nigeria boko cfrThe militant Islamist Boko Haram’s increasingly bold attacks in Nigeria threaten to fuel further Muslim-Christian violence and destabilize West Africa, making the group a leading concern for U.S. policymakers, writes John Campbell, Council on Foreign Relations senior fellow for Africa policy studies, in a new Council Special Report.

“The Boko Haram insurgency,” Campbell explains, “is a direct result of chronic poor governance by Nigeria’s federal and state governments, the political marginalization of northeastern Nigeria, and the region’s accelerating impoverishment.” Rather than fighting the militant group solely through military force, he argues, the U.S. and Nigerian governments must work together to redress the alienation of Nigeria’s Muslims.

Though the United States has “little leverage” over President Goodluck Jonathan’s government, Washington should “pursue a longer-term strategy to address the roots of northern disillusionment, preserve national unity, and restore Nigeria’s trajectory toward democracy and the rule of law.”

Campbell’s long-term recommendations comprise:

From politics to protest: taking it to the streets

IvanKrastevThe pro-democracy demonstrations in Hong Kong are just the latest in a wave of political protests that has swept the world since late 2010. In “From Politics to Protest,” Ivan Krastev (left) examines why people have been taking to the streets, not only where they are denied the right to freely elect their leaders (as in Hong Kong), but also in countries where they fully enjoy the right to vote. Krastev suggests that elections are losing their capacity to make voters feel that their voices are being heard, and he explores what this may mean for the future of democracy.

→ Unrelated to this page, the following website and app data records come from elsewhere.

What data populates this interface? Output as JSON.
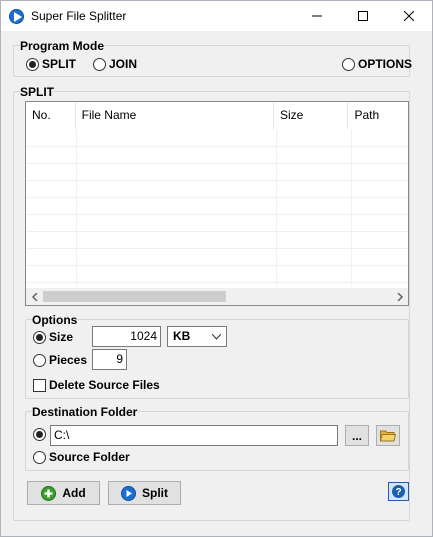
{
  "window": {
    "title": "Super File Splitter"
  },
  "program_mode": {
    "title": "Program Mode",
    "split_label": "SPLIT",
    "join_label": "JOIN",
    "options_label": "OPTIONS",
    "selected": "SPLIT"
  },
  "split_section": {
    "title": "SPLIT",
    "columns": [
      "No.",
      "File Name",
      "Size",
      "Path"
    ]
  },
  "options": {
    "title": "Options",
    "size_label": "Size",
    "size_value": "1024",
    "unit_value": "KB",
    "pieces_label": "Pieces",
    "pieces_value": "9",
    "delete_label": "Delete Source Files",
    "delete_checked": false,
    "mode_selected": "Size"
  },
  "destination": {
    "title": "Destination Folder",
    "path_value": "C:\\",
    "browse_label": "...",
    "source_folder_label": "Source Folder",
    "selected": "path"
  },
  "buttons": {
    "add_label": "Add",
    "split_label": "Split"
  },
  "icons": [
    "app-icon",
    "minimize-icon",
    "maximize-icon",
    "close-icon",
    "folder-icon",
    "add-icon",
    "play-icon",
    "help-icon"
  ],
  "colors": {
    "accent": "#1c6fd0",
    "add_green": "#3a9c2d",
    "folder_yellow": "#f2c24f"
  }
}
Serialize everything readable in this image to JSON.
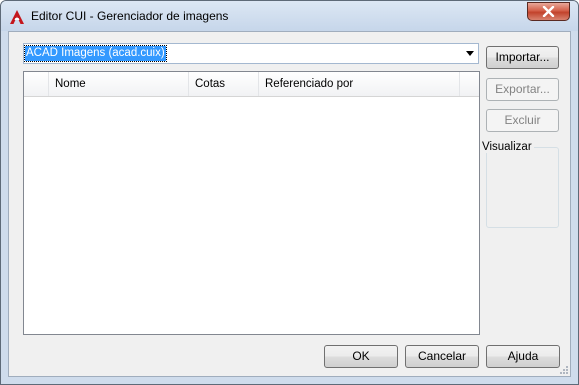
{
  "window": {
    "title": "Editor CUI - Gerenciador de imagens"
  },
  "combo": {
    "selected": "ACAD Imagens (acad.cuix)"
  },
  "list": {
    "columns": [
      "",
      "Nome",
      "Cotas",
      "Referenciado por",
      ""
    ],
    "rows": []
  },
  "buttons": {
    "import": "Importar...",
    "export": "Exportar...",
    "delete": "Excluir",
    "ok": "OK",
    "cancel": "Cancelar",
    "help": "Ajuda"
  },
  "preview": {
    "label": "Visualizar"
  },
  "colors": {
    "accent": "#3399ff",
    "icon_red": "#c4161c"
  },
  "icons": {
    "app": "autocad-a-icon",
    "close": "close-icon",
    "dropdown": "chevron-down-icon"
  }
}
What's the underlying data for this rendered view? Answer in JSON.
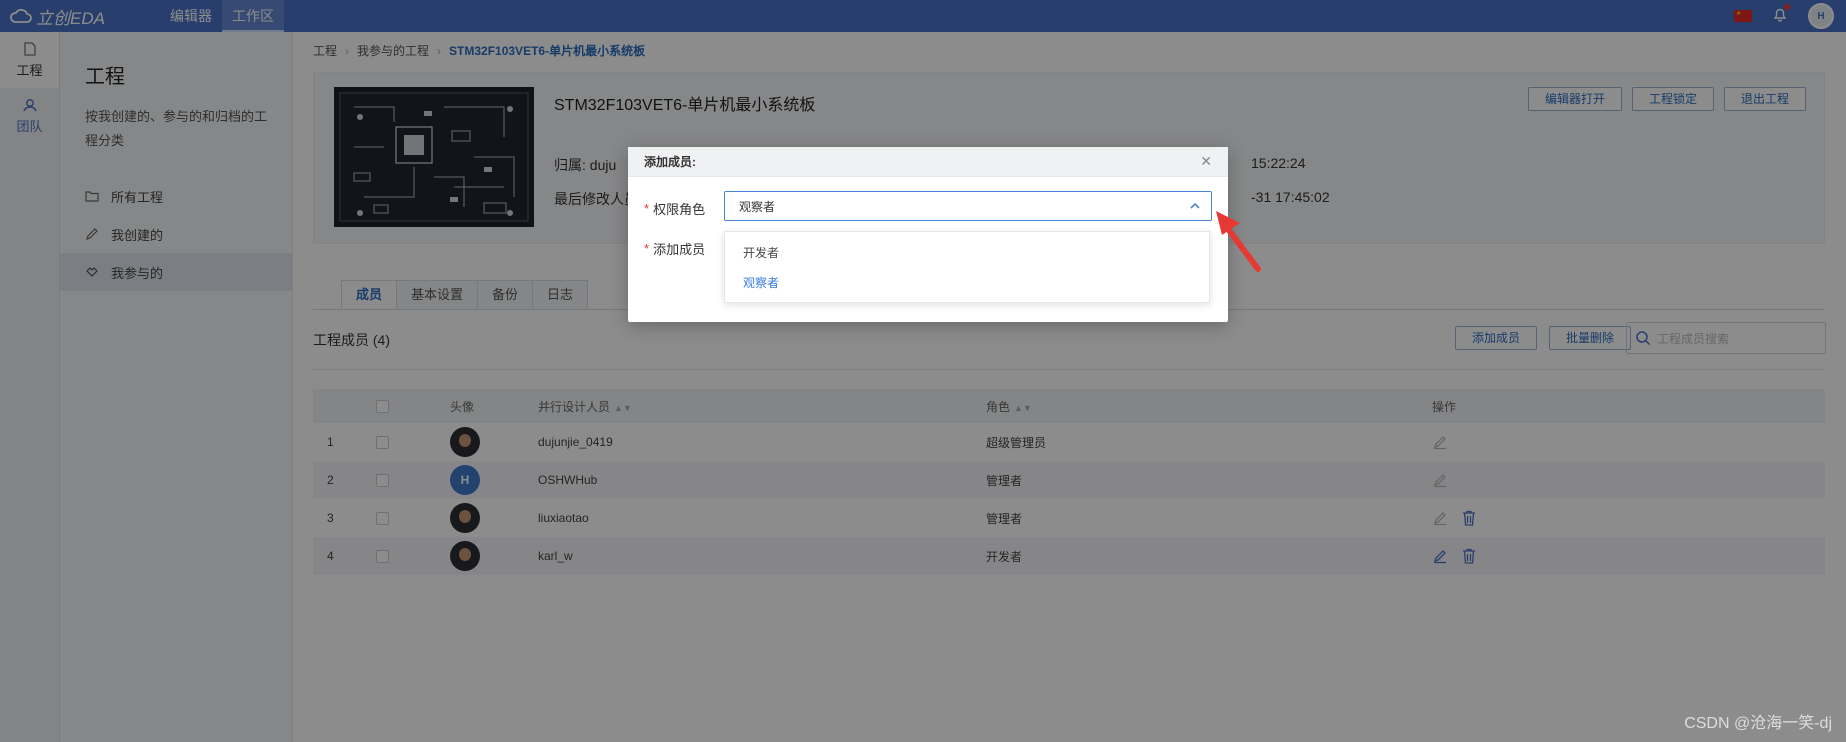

India’s sixteenth general elections heralded a new era in the country’s politics: The Hindu-nationalist BJP won an unprecedented absolute majority in parliament, while the long-dominant Congress party suffered a stunning defeat. Four essays by leading experts explain the electoral outcome, look at the economic implications of the BJP’s victory, weigh the possibility of renewed communal violence, and give a big-picture assessment of India’s future.

jodoctIndonesia held successful parliamentary elections in April and presidential elections in July. Yet the news is not all good. The parliamentary contest was marred by pervasive “money politics,” as Edward Aspinall explains in “Politics and Patronage,” and the presidential race was nearly won by Prabowo Subianto, a populist who “promised to undertake the radical and dangerous experiment of restoring Indonesia’s pre-democratic order.” In “How Jokowi Won and Democracy Survived,” Marcus Mietzner cautions that “Indonesian democracy is still vulnerable, and will be for years to come.”

Elsewhere in the issue, Ghia Nodia writes on “The Revenge of Geopolitics,” part of a set of articles on “External Influence and Democratization” that also features pieces by Jakob Tolstrup and Steven Levitsky & Lucan Way; a pair of essays by João Carlos Espada and Liubomir Topaloff examine the rise of Euroskeptic parties in the EU and what it means; Richard Joseph explores the prospects for democracy in Africa through the lens of Nigeria; and Javier Corrales & Michael Penfold detail the growing trend in Latin America to relax or eliminate presidential term limits.

To see the complete Table of Contents, please visit